Posters & Jigsaws since 2004

Employment Gallery

Available as Framed Prints, Photos, Wall Art and Gift Items

Choose from 105 pictures in our Employment collection for your Wall Art or Photo Gift. Popular choices include Framed Prints, Canvas Prints, Posters and Jigsaw Puzzles. All professionally made for quick delivery.


Scottish marchers, Means Test protests, Hyde Park, London, 1932, (1933). Creator: Unknown Featured Print

Scottish marchers, Means Test protests, Hyde Park, London, 1932, (1933). Creator: Unknown

Scottish marchers, Means Test protests, Hyde Park, London, 1932, (1933). The Scottish demonstrators make their entry. Most of the marchers made their way peaceably to their homes'. One banner reads: Edinburgh District Contingent, Means Test Means Mass Murder - Smash It'. The National Hunger March of September to October 1932 was the largest of a series of hunger marches in Britain.
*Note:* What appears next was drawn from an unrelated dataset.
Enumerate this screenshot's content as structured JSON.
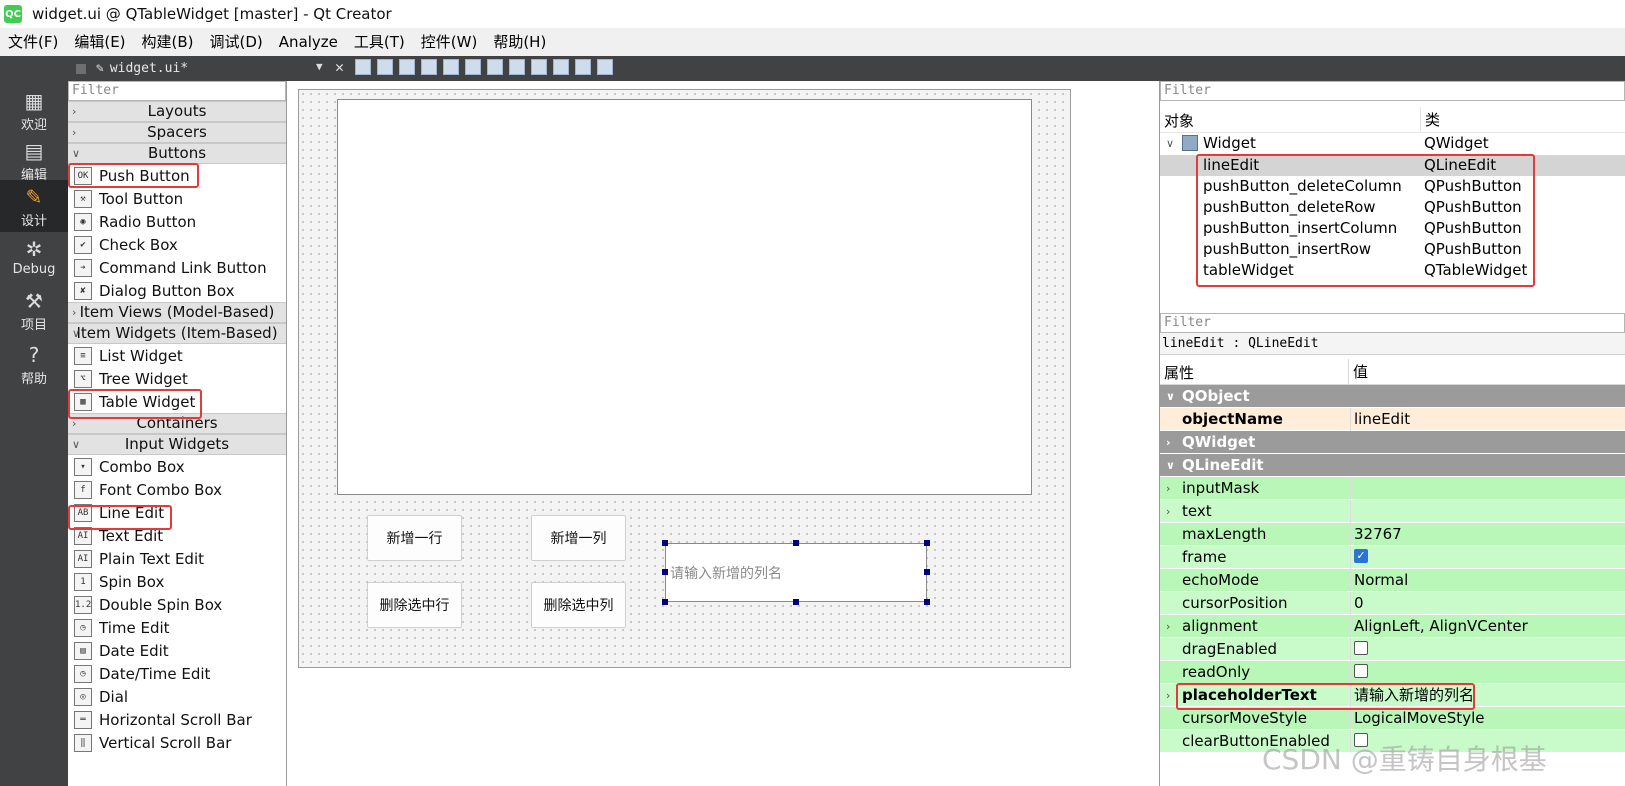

The unemployment rate having reached 2,750,000, the 1932 National Unemployed Workers Movement organised Great National Hunger March against the Means Test, marching from the South Wales Valleys, Scotland and the North of England to Hyde Park in London. From "The Pageant of the Century". [Odhams Press Ltd, 1933]

© The Print Collector/Heritage Images

Thornton and MacDonald released after the Metro-Vickers Affair, 1933, (1935). Creator: Unknown Featured Print

Thornton and MacDonald released after the Metro-Vickers Affair, 1933, (1935). Creator: Unknown

Thornton and MacDonald released after the Metro-Vickers Affair, 1933, (1935).
L.C. Thornton and W.L. MacDonald arrive back in England after an international crisis, in which employees of the Metropolitan-Vickers electrical engineering company were tried by the Soviet authorities on charges of economic wrecking and espionage. Public interest was focused on Russia when it was learned that six British subjects had been arrested in Moscow on certain serious charges. Two of the party, Messrs. Thornton and MacDonald, were sentenced to imprisonment, but were afterwards released as a result of diplomatic negotiations. From "The Silver Jubilee Book - The Story of 25 Eventful Years in Pictures". [Odhams Press Ltd., London, 1935]

© The Print Collector/Heritage Images

The Coal Strike: Mr. Lloyd George addressing the miners representatives at Cardiff, 1915 Featured Print

The Coal Strike: Mr. Lloyd George addressing the miners representatives at Cardiff, 1915

The Coal Strike: Mr. Lloyd George addressing the miners representatives at Cardiff, 1915. On 15 July 1915 about 200, 000 coalminers in south Wales went on strike. They complained about poor wage rates and rejected an agreement that had been arrived at nationally. The strike was a serious event because the war effort depended on coal to fuel the navy and for the production of armaments. The miners were accused of treachery at a time of national crisis. David Lloyd George, 1st Earl Lloyd-George of Dwyfor (1863-1945), British Liberal politician. From The Manchester Guardian History of the War Vol. III - 1915.. [John Heywood Ltd, London, 1915]

© The Print Collector